You don’t have to go far in any Dallas-Fort Worth community to find hike and bike trails. Not too long ago, the Metroplex was considered one of the least bike-friendly communities in the country. Fort Worth is now becoming bike-friendly.
You don’t have to go far in any Dallas-Fort Worth community to find hike and bike trails. Not too long ago, the Metroplex was considered one of the least bike-friendly communities in the country. Fort Worth’s current mayor is an avid cyclist; under her leadership, Fort Worth is becoming one of the most bike-friendly communities in the Metroplex. After a complete turnaround, designated funds continue to expand and maintain some of the area’s most popular trails.
Fort Worth features nearly 40 miles of hike and bike trails along the Trinity River and its tributaries. The system is linked together, giving long-distance bikers options. The Trinity Trails lead downtown to the Botanical Gardens, the Fort Worth Zoo, and the historical Stockyards.
A regional planning organization, the North Central Texas Council of Governments oversees the roughly 1,700 miles of off-street hike and bike trails throughout the Metroplex. The network of trails is called the Regional Veloweb. The Veloweb is a cooperative effort to provide funding to existing trails, to link more trails together, and to extend existing trails to public transportation.
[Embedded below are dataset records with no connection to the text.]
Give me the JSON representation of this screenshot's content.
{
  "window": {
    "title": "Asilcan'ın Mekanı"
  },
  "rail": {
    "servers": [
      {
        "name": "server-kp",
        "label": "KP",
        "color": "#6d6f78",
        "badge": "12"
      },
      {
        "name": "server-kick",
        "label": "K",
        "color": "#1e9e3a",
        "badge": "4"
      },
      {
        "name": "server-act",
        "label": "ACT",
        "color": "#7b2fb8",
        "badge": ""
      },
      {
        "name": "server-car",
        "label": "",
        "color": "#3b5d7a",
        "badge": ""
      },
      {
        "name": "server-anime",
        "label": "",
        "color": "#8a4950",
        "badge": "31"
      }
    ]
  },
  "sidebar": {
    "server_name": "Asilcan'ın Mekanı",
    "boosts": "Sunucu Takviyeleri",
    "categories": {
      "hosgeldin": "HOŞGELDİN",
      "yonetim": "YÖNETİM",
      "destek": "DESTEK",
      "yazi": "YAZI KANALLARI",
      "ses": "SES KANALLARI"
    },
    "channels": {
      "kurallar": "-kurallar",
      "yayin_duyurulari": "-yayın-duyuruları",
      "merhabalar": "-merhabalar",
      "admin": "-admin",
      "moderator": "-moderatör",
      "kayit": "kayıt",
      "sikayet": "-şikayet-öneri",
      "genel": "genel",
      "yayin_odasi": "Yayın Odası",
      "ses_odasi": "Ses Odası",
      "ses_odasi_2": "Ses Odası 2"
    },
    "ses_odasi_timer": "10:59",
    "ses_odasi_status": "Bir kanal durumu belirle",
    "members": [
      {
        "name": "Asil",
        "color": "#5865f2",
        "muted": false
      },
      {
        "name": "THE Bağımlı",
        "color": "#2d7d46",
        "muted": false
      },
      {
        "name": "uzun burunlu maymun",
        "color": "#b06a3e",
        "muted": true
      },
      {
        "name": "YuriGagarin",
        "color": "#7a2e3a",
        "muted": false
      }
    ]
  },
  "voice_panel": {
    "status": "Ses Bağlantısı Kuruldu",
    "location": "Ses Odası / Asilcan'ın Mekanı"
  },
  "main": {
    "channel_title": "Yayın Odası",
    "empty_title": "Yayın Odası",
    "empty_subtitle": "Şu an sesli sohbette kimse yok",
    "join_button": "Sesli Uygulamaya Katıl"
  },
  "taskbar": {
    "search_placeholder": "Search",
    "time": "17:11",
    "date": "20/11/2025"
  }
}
One of the most popular trails for Dallas urban dwellers is the 3.5 mile Katy Trail, which currently starts at the American Airlines Center and winds up just shy of Southern Methodist University in the Knox-Henderson area. Residents in the White Rock Lake area have the scenic nine-mile trail that circles the picturesque lake. Northeast Dallas is home to the White Rock Creek trail, a 7.6 mile trek that is the oldest trail in the city. Half a dozen additional trails exist in the city limits that are shorter and more conducive to walking.
Many of Dallas’ bike trails are expanding. The southern end of the Katy Trail is under construction. It will eventually link with the West End Historic section downtown, giving residents the option to bike to work. The northern end is scheduled to end at Northwest Highway. Additional funding has been approved to link several of Dallas’ trails together over the next few years.
Frisco, the booming bedroom community located north of Dallas, features 56 miles of on- and off-street biking trails. Other Dallas and Collin county communities, such as Richardson, Grand Prairie, and Plano, also offer bike trails.
For cyclists who want a more rugged experience, several mountain bike trails are accessible, especially to Dallas. Garland, Plano, DeSoto, Duncanville, and Irving all feature mountain bike trails. Perhaps the most challenging and well maintained trail is DOBRA in Cedar Hill, which features 11 miles of trails for experienced cyclists and hikers.